$ kubectl get pods -A

Then use the [.inline-code]kubectl logs[.inline-code] command with the [.inline-code]-n[.inline-code] flag (short for [.inline-code]--namespace[.inline-code]) as follows:

$ kubectl logs <pod_name>-n<namespace>

[#get-pod-logs-in-real-time] Getting the logs of a pod in real-time [#get-pod-logs-in-real-time]

To quickly troubleshoot a pod issue, you can continuously stream the logs of that pod into the terminal in real-time using the [.inline-code]kubectl logs[.inline-code] command with the [.inline-code]-f[.inline-code] flag (short for [.inline-code]--follow[.inline-code]) as follows:

$ kubectl logs <pod> -n <namespace> -f

Note that this flag can also be combined with the [.inline-code]-c[.inline-code] flag to stream the logs of a specific container within the pod:

$ kubectl logs <pod> -n <namespace> -c <container> -f

[#get-a-single-container-logs] Getting the logs of a container within a pod [#get-a-single-container-logs]

In some cases, pods may contain more than one container. To get the logs of a specific container within a pod, you can use the [.inline-code]kubectl logs[.inline-code] command with the [.inline-code]-c[.inline-code] flag (short for [.inline-code]--container[.inline-code]) as follows:

$ kubectl logs <pod_name> -n <namespace> -c <container_name>

Note that the [.inline-code]-c[.inline-code] flag is not necessary when there is only one container running within a pod.

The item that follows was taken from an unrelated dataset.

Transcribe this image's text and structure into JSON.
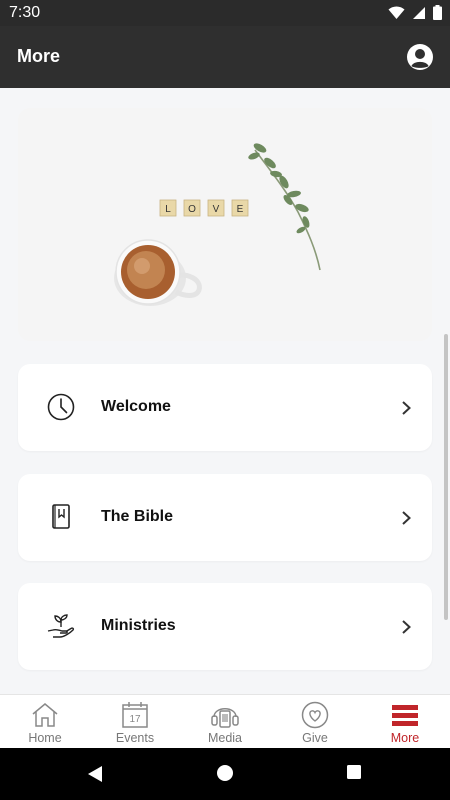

[#get-all-containers-logs] Getting the logs from all the containers within a pod [#get-all-containers-logs]

Alternatively, to get the logs from all the containers running within a pod at once, you can use the [.inline-code]--all-containers[.inline-code] flag as follows:

$ kubectl logs<pod_name>-n<namespace> --all-containers=true

[#get-crashed-container-logs] Getting the logs of a crashed container [#get-crashed-container-logs]

By default, the [.inline-code]kubectl logs[.inline-code] command only retrieves the logs of a running container within a pod. When a container crashes, you can still troubleshoot or get the logs from a previous running instance of that pod using the [.inline-code]kubectl logs[.inline-code] command with the [.inline-code]-p[.inline-code] flag (short for [.inline-code]--previous[.inline-code]):

$ kubectl logs <pod_name>-n<namespace> -p 

[#get-logs-of-other-resources] Getting the logs of a specified resource [#get-logs-of-other-resources]

To get the logs of a specified resource, such as a Deployment, a Service, a Job, etc, you can use the [.inline-code]kubectl logs[.inline-code] command as follows:

$ kubectl logs <resource_type> <resource_name>

For example:

$ kubectl logs deployment <deployment_name>
$ kubectl logs job <job_name>
$ kubectl logs services <service_name>